◆ **Task brief**: Would you please repeat the data that follows, exactly as it reads?
= = = = =
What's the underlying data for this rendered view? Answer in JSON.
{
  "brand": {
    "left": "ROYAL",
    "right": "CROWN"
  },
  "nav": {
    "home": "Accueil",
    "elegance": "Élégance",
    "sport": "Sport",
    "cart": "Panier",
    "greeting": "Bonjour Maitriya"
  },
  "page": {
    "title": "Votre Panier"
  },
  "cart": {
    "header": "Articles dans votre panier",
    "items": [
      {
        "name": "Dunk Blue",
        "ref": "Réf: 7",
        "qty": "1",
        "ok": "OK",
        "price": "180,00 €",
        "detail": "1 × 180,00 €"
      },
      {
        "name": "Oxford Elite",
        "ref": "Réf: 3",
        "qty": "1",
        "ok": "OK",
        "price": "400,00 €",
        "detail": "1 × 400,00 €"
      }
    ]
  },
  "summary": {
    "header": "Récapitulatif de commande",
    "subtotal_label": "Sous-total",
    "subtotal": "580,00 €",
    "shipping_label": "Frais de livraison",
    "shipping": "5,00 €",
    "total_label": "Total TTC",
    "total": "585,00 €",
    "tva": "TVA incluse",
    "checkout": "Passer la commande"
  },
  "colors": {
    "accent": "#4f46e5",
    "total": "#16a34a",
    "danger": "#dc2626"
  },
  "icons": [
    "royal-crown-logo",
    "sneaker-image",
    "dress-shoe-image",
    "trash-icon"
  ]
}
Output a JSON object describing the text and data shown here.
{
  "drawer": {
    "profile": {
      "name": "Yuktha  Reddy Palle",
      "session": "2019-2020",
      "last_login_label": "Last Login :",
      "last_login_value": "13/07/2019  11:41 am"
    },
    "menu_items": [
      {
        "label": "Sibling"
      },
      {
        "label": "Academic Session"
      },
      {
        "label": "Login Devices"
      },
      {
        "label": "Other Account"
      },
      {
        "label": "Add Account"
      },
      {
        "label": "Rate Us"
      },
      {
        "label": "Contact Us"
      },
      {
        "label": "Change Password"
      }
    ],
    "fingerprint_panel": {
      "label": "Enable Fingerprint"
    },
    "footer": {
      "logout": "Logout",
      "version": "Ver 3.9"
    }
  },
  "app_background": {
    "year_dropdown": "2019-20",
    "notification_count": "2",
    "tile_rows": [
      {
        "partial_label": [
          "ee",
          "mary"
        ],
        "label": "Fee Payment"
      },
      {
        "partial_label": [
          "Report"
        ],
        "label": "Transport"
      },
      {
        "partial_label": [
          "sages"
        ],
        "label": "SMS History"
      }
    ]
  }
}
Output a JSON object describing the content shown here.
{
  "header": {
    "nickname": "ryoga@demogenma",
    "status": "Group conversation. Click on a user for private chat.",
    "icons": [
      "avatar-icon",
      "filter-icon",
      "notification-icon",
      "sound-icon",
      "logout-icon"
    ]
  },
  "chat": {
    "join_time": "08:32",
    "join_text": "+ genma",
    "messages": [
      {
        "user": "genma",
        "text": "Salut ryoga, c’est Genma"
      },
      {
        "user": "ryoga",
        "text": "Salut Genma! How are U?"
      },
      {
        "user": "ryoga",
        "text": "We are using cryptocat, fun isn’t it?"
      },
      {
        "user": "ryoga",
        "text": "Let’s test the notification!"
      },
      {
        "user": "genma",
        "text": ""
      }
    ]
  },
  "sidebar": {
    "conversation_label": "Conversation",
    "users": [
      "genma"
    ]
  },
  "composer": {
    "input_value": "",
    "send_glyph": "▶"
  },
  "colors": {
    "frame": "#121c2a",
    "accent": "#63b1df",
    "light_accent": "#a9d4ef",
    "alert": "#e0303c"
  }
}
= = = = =
◆ **Answer area**:
What's the underlying data for this rendered view? Answer in JSON.
{
  "brand": {
    "left": "ROYAL",
    "right": "CROWN"
  },
  "nav": {
    "home": "Accueil",
    "elegance": "Élégance",
    "sport": "Sport",
    "cart": "Panier",
    "greeting": "Bonjour Maitriya"
  },
  "page": {
    "title": "Votre Panier"
  },
  "cart": {
    "header": "Articles dans votre panier",
    "items": [
      {
        "name": "Dunk Blue",
        "ref": "Réf: 7",
        "qty": "1",
        "ok": "OK",
        "price": "180,00 €",
        "detail": "1 × 180,00 €"
      },
      {
        "name": "Oxford Elite",
        "ref": "Réf: 3",
        "qty": "1",
        "ok": "OK",
        "price": "400,00 €",
        "detail": "1 × 400,00 €"
      }
    ]
  },
  "summary": {
    "header": "Récapitulatif de commande",
    "subtotal_label": "Sous-total",
    "subtotal": "580,00 €",
    "shipping_label": "Frais de livraison",
    "shipping": "5,00 €",
    "total_label": "Total TTC",
    "total": "585,00 €",
    "tva": "TVA incluse",
    "checkout": "Passer la commande"
  },
  "colors": {
    "accent": "#4f46e5",
    "total": "#16a34a",
    "danger": "#dc2626"
  },
  "icons": [
    "royal-crown-logo",
    "sneaker-image",
    "dress-shoe-image",
    "trash-icon"
  ]
}
Output a JSON object describing the text and data shown here.
{
  "drawer": {
    "profile": {
      "name": "Yuktha  Reddy Palle",
      "session": "2019-2020",
      "last_login_label": "Last Login :",
      "last_login_value": "13/07/2019  11:41 am"
    },
    "menu_items": [
      {
        "label": "Sibling"
      },
      {
        "label": "Academic Session"
      },
      {
        "label": "Login Devices"
      },
      {
        "label": "Other Account"
      },
      {
        "label": "Add Account"
      },
      {
        "label": "Rate Us"
      },
      {
        "label": "Contact Us"
      },
      {
        "label": "Change Password"
      }
    ],
    "fingerprint_panel": {
      "label": "Enable Fingerprint"
    },
    "footer": {
      "logout": "Logout",
      "version": "Ver 3.9"
    }
  },
  "app_background": {
    "year_dropdown": "2019-20",
    "notification_count": "2",
    "tile_rows": [
      {
        "partial_label": [
          "ee",
          "mary"
        ],
        "label": "Fee Payment"
      },
      {
        "partial_label": [
          "Report"
        ],
        "label": "Transport"
      },
      {
        "partial_label": [
          "sages"
        ],
        "label": "SMS History"
      }
    ]
  }
}
Output a JSON object describing the content shown here.
{
  "header": {
    "nickname": "ryoga@demogenma",
    "status": "Group conversation. Click on a user for private chat.",
    "icons": [
      "avatar-icon",
      "filter-icon",
      "notification-icon",
      "sound-icon",
      "logout-icon"
    ]
  },
  "chat": {
    "join_time": "08:32",
    "join_text": "+ genma",
    "messages": [
      {
        "user": "genma",
        "text": "Salut ryoga, c’est Genma"
      },
      {
        "user": "ryoga",
        "text": "Salut Genma! How are U?"
      },
      {
        "user": "ryoga",
        "text": "We are using cryptocat, fun isn’t it?"
      },
      {
        "user": "ryoga",
        "text": "Let’s test the notification!"
      },
      {
        "user": "genma",
        "text": ""
      }
    ]
  },
  "sidebar": {
    "conversation_label": "Conversation",
    "users": [
      "genma"
    ]
  },
  "composer": {
    "input_value": "",
    "send_glyph": "▶"
  },
  "colors": {
    "frame": "#121c2a",
    "accent": "#63b1df",
    "light_accent": "#a9d4ef",
    "alert": "#e0303c"
  }
}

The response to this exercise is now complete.